Sometimes I think Lester would love so much of the music that’s around now. He’d love bands like JEFF the Brotherhood, Double Dagger, Turbo Fruits. If he truly liked what he said he liked about The Troggs, then he’d be sitting pretty today, digging every garage-sounding band putting their record out on their own little DIY label. He’d be like some proud granddaddy of the kids, the never aging music critic god, smiling down at all of the young bands looking proud. That, or he’d be totally disgusted at our unoriginality. The repetition of the form would bore him to death, even if the earnest nature of the bands delighted him. So, Altered Zones, I don’t know. Based on their first taste of musical selections, I like nearly all of their suggestions. Still, those are bands I mostly like, not love. I think we’ll all need to monitor how Altered Zones’ relationships with Pitchfork and monetary gains grow in the future. Ultimately, I hope that they remember to absolutely keep it about quality and not discovery, though I am disappointed that Pitchfork couldn’t have merely done that in the first place.

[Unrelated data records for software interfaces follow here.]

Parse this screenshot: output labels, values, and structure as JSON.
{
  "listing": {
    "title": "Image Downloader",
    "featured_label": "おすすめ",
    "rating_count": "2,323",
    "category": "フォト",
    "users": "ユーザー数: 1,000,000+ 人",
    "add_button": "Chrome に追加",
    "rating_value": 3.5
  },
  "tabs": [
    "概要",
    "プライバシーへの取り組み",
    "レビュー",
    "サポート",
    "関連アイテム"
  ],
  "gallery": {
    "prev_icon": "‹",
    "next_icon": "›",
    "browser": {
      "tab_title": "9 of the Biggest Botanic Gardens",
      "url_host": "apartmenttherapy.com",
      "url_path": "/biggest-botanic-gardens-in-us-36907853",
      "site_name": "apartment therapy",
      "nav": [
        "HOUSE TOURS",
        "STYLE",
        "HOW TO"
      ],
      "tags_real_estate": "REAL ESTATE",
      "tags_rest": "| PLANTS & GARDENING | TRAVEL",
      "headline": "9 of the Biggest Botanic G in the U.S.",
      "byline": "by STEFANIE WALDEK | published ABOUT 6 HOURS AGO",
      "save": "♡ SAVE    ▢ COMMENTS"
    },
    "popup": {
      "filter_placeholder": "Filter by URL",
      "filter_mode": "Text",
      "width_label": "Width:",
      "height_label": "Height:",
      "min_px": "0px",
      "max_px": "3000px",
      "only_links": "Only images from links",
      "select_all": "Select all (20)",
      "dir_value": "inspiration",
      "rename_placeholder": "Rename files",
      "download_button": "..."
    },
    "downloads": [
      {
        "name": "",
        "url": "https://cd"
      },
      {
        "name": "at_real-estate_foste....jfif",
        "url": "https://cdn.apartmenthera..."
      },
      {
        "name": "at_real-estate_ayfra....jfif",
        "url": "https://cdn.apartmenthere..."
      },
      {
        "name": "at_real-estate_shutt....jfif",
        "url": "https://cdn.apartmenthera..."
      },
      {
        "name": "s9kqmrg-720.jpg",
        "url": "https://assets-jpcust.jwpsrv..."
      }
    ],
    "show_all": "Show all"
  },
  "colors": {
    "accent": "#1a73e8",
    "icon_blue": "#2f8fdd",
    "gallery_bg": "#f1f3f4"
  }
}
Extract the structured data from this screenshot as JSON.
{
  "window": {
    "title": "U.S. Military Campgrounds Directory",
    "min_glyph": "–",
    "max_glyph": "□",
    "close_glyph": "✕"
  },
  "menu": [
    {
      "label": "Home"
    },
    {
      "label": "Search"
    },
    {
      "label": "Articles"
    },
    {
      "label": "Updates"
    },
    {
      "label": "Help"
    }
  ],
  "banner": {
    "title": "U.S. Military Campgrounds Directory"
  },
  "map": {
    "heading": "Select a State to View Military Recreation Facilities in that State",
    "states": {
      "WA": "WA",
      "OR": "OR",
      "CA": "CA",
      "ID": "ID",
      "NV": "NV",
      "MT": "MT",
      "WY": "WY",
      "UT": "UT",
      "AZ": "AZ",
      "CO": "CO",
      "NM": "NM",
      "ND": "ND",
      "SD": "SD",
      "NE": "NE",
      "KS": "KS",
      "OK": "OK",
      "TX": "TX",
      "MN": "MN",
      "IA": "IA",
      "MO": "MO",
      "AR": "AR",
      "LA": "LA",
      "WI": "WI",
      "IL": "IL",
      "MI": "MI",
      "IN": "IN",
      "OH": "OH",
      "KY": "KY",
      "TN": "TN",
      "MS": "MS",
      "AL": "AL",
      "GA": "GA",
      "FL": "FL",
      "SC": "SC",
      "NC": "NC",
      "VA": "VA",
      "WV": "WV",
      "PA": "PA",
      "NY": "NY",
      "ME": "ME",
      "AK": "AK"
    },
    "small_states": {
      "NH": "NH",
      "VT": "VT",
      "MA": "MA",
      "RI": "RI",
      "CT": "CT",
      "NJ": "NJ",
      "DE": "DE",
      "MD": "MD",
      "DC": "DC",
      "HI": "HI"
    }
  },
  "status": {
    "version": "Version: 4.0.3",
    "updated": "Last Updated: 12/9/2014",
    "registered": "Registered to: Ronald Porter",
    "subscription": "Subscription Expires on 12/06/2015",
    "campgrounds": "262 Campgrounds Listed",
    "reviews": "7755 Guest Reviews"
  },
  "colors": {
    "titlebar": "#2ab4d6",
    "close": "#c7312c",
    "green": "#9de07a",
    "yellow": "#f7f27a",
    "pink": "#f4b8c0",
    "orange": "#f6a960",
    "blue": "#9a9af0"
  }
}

I think Lester would be disappointed that those 14 bloggers (and myself) don’t just find a few tracks to listen to and go roam the streets of their respective cities looking for a good time. In the meantime, I’m going to keep listening to Wild Thing. This stuff is good. I suspect that even if this record came out today, Lester would still be right about them. They’d rise to the top, and Lester would still write, “Their music was strong, deep as La Brea without sucking you straight down into the currentless bass depths like many of their successors, and so insanely alive and fiercely aggressive that it could easily begin to resemble a form of total assault which was when the lily-livered lovers or pretty-pompadoured, la-di-da luddy-duddy Beat groups would turn tail just like the tourists before them and make for that Ferry Cross the Mersey.” Take that, present day rock criticsm.